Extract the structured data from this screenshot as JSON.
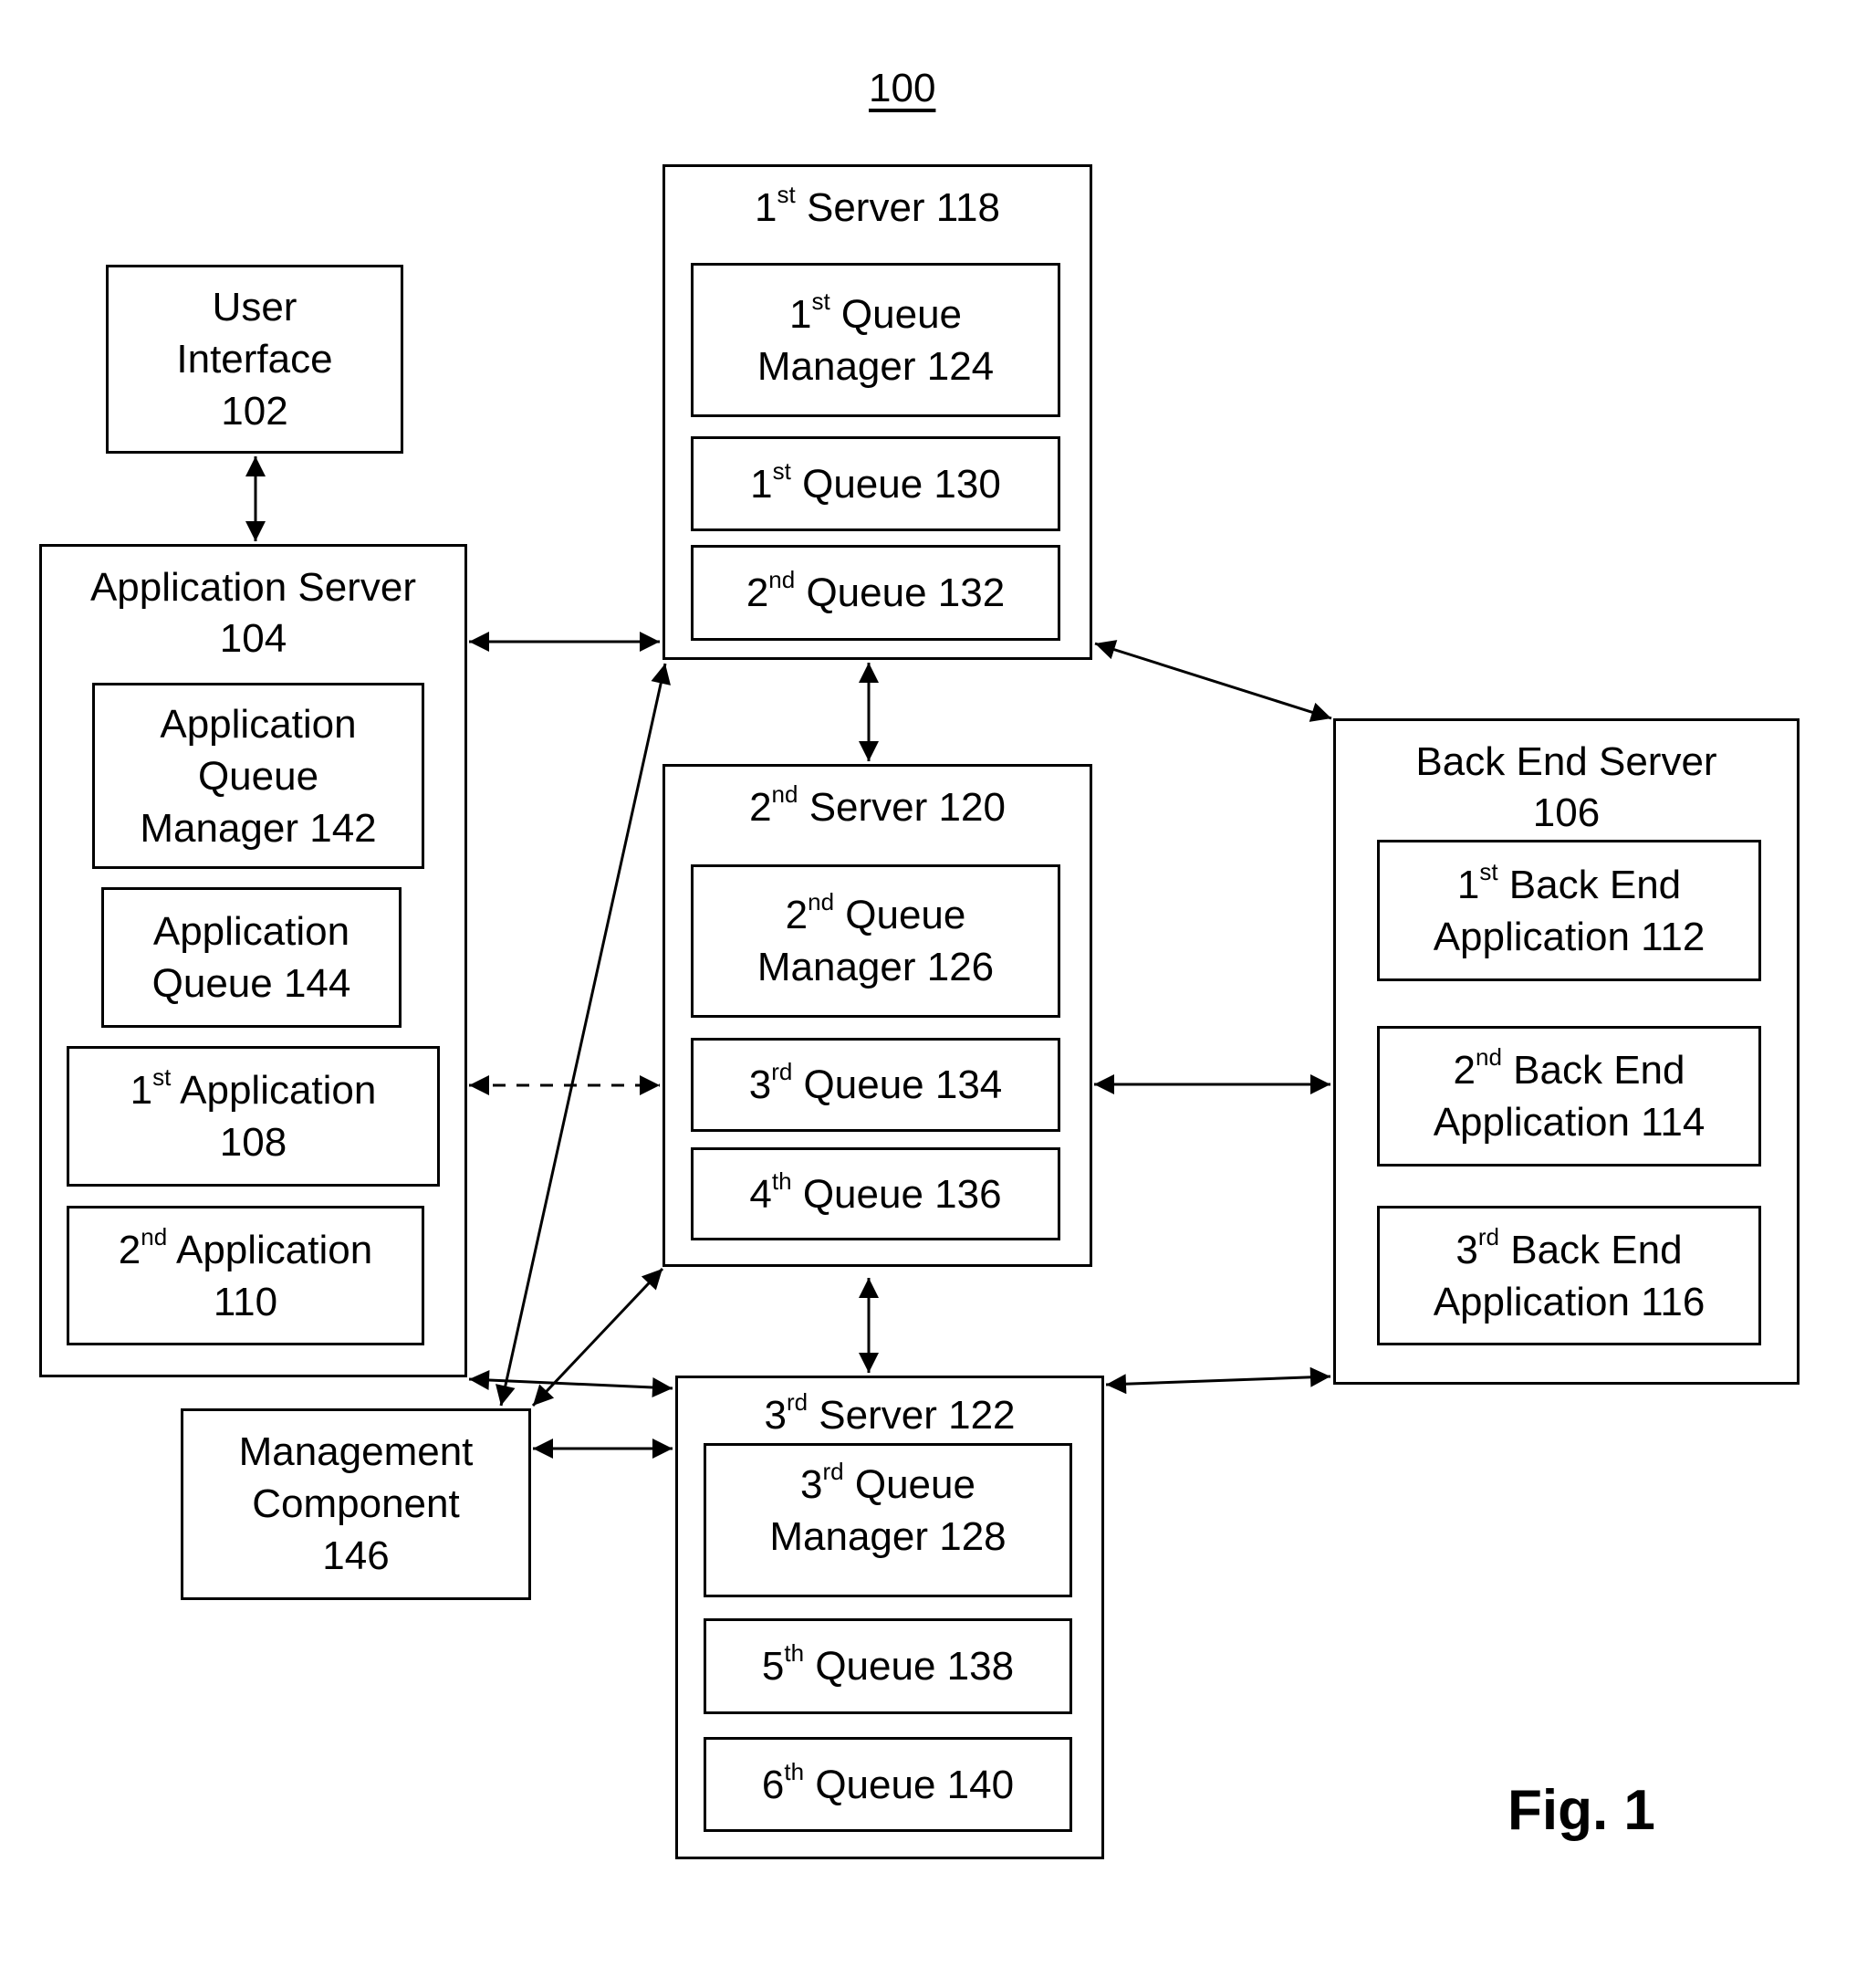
{
  "figure": {
    "reference": "100",
    "caption": "Fig. 1"
  },
  "components": {
    "user_interface": {
      "line1": "User",
      "line2": "Interface",
      "line3": "102"
    },
    "app_server": {
      "title": "Application Server",
      "number": "104",
      "queue_manager": {
        "line1": "Application",
        "line2": "Queue",
        "line3": "Manager 142"
      },
      "queue": {
        "line1": "Application",
        "line2": "Queue 144"
      },
      "app1": {
        "ord": "1",
        "sup": "st",
        "text": " Application",
        "number": "108"
      },
      "app2": {
        "ord": "2",
        "sup": "nd",
        "text": " Application",
        "number": "110"
      }
    },
    "server1": {
      "ord": "1",
      "sup": "st",
      "title": " Server 118",
      "queue_manager": {
        "ord": "1",
        "sup": "st",
        "text": " Queue",
        "line2": "Manager 124"
      },
      "queues": [
        {
          "ord": "1",
          "sup": "st",
          "text": " Queue 130"
        },
        {
          "ord": "2",
          "sup": "nd",
          "text": " Queue 132"
        }
      ]
    },
    "server2": {
      "ord": "2",
      "sup": "nd",
      "title": " Server 120",
      "queue_manager": {
        "ord": "2",
        "sup": "nd",
        "text": " Queue",
        "line2": "Manager 126"
      },
      "queues": [
        {
          "ord": "3",
          "sup": "rd",
          "text": " Queue 134"
        },
        {
          "ord": "4",
          "sup": "th",
          "text": " Queue 136"
        }
      ]
    },
    "server3": {
      "ord": "3",
      "sup": "rd",
      "title": " Server 122",
      "queue_manager": {
        "ord": "3",
        "sup": "rd",
        "text": " Queue",
        "line2": "Manager 128"
      },
      "queues": [
        {
          "ord": "5",
          "sup": "th",
          "text": " Queue 138"
        },
        {
          "ord": "6",
          "sup": "th",
          "text": " Queue 140"
        }
      ]
    },
    "back_end_server": {
      "title": "Back End Server",
      "number": "106",
      "apps": [
        {
          "ord": "1",
          "sup": "st",
          "text": " Back End",
          "line2": "Application 112"
        },
        {
          "ord": "2",
          "sup": "nd",
          "text": " Back End",
          "line2": "Application 114"
        },
        {
          "ord": "3",
          "sup": "rd",
          "text": " Back End",
          "line2": "Application 116"
        }
      ]
    },
    "management": {
      "line1": "Management",
      "line2": "Component",
      "line3": "146"
    }
  },
  "connections": [
    {
      "from": "User Interface 102",
      "to": "Application Server 104",
      "style": "solid",
      "bidirectional": true
    },
    {
      "from": "Application Server 104",
      "to": "1st Server 118",
      "style": "solid",
      "bidirectional": true
    },
    {
      "from": "Application Server 104",
      "to": "2nd Server 120",
      "style": "dashed",
      "bidirectional": true
    },
    {
      "from": "Application Server 104",
      "to": "3rd Server 122",
      "style": "solid",
      "bidirectional": true
    },
    {
      "from": "1st Server 118",
      "to": "2nd Server 120",
      "style": "solid",
      "bidirectional": true
    },
    {
      "from": "2nd Server 120",
      "to": "3rd Server 122",
      "style": "solid",
      "bidirectional": true
    },
    {
      "from": "1st Server 118",
      "to": "Back End Server 106",
      "style": "solid",
      "bidirectional": true
    },
    {
      "from": "2nd Server 120",
      "to": "Back End Server 106",
      "style": "solid",
      "bidirectional": true
    },
    {
      "from": "3rd Server 122",
      "to": "Back End Server 106",
      "style": "solid",
      "bidirectional": true
    },
    {
      "from": "Management Component 146",
      "to": "1st Server 118",
      "style": "solid",
      "bidirectional": true
    },
    {
      "from": "Management Component 146",
      "to": "2nd Server 120",
      "style": "solid",
      "bidirectional": true
    },
    {
      "from": "Management Component 146",
      "to": "3rd Server 122",
      "style": "solid",
      "bidirectional": true
    }
  ]
}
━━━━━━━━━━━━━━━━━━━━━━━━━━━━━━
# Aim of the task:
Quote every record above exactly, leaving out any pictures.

# Answer box:
Extract the structured data from this screenshot as JSON.
{
  "figure": {
    "reference": "100",
    "caption": "Fig. 1"
  },
  "components": {
    "user_interface": {
      "line1": "User",
      "line2": "Interface",
      "line3": "102"
    },
    "app_server": {
      "title": "Application Server",
      "number": "104",
      "queue_manager": {
        "line1": "Application",
        "line2": "Queue",
        "line3": "Manager 142"
      },
      "queue": {
        "line1": "Application",
        "line2": "Queue 144"
      },
      "app1": {
        "ord": "1",
        "sup": "st",
        "text": " Application",
        "number": "108"
      },
      "app2": {
        "ord": "2",
        "sup": "nd",
        "text": " Application",
        "number": "110"
      }
    },
    "server1": {
      "ord": "1",
      "sup": "st",
      "title": " Server 118",
      "queue_manager": {
        "ord": "1",
        "sup": "st",
        "text": " Queue",
        "line2": "Manager 124"
      },
      "queues": [
        {
          "ord": "1",
          "sup": "st",
          "text": " Queue 130"
        },
        {
          "ord": "2",
          "sup": "nd",
          "text": " Queue 132"
        }
      ]
    },
    "server2": {
      "ord": "2",
      "sup": "nd",
      "title": " Server 120",
      "queue_manager": {
        "ord": "2",
        "sup": "nd",
        "text": " Queue",
        "line2": "Manager 126"
      },
      "queues": [
        {
          "ord": "3",
          "sup": "rd",
          "text": " Queue 134"
        },
        {
          "ord": "4",
          "sup": "th",
          "text": " Queue 136"
        }
      ]
    },
    "server3": {
      "ord": "3",
      "sup": "rd",
      "title": " Server 122",
      "queue_manager": {
        "ord": "3",
        "sup": "rd",
        "text": " Queue",
        "line2": "Manager 128"
      },
      "queues": [
        {
          "ord": "5",
          "sup": "th",
          "text": " Queue 138"
        },
        {
          "ord": "6",
          "sup": "th",
          "text": " Queue 140"
        }
      ]
    },
    "back_end_server": {
      "title": "Back End Server",
      "number": "106",
      "apps": [
        {
          "ord": "1",
          "sup": "st",
          "text": " Back End",
          "line2": "Application 112"
        },
        {
          "ord": "2",
          "sup": "nd",
          "text": " Back End",
          "line2": "Application 114"
        },
        {
          "ord": "3",
          "sup": "rd",
          "text": " Back End",
          "line2": "Application 116"
        }
      ]
    },
    "management": {
      "line1": "Management",
      "line2": "Component",
      "line3": "146"
    }
  },
  "connections": [
    {
      "from": "User Interface 102",
      "to": "Application Server 104",
      "style": "solid",
      "bidirectional": true
    },
    {
      "from": "Application Server 104",
      "to": "1st Server 118",
      "style": "solid",
      "bidirectional": true
    },
    {
      "from": "Application Server 104",
      "to": "2nd Server 120",
      "style": "dashed",
      "bidirectional": true
    },
    {
      "from": "Application Server 104",
      "to": "3rd Server 122",
      "style": "solid",
      "bidirectional": true
    },
    {
      "from": "1st Server 118",
      "to": "2nd Server 120",
      "style": "solid",
      "bidirectional": true
    },
    {
      "from": "2nd Server 120",
      "to": "3rd Server 122",
      "style": "solid",
      "bidirectional": true
    },
    {
      "from": "1st Server 118",
      "to": "Back End Server 106",
      "style": "solid",
      "bidirectional": true
    },
    {
      "from": "2nd Server 120",
      "to": "Back End Server 106",
      "style": "solid",
      "bidirectional": true
    },
    {
      "from": "3rd Server 122",
      "to": "Back End Server 106",
      "style": "solid",
      "bidirectional": true
    },
    {
      "from": "Management Component 146",
      "to": "1st Server 118",
      "style": "solid",
      "bidirectional": true
    },
    {
      "from": "Management Component 146",
      "to": "2nd Server 120",
      "style": "solid",
      "bidirectional": true
    },
    {
      "from": "Management Component 146",
      "to": "3rd Server 122",
      "style": "solid",
      "bidirectional": true
    }
  ]
}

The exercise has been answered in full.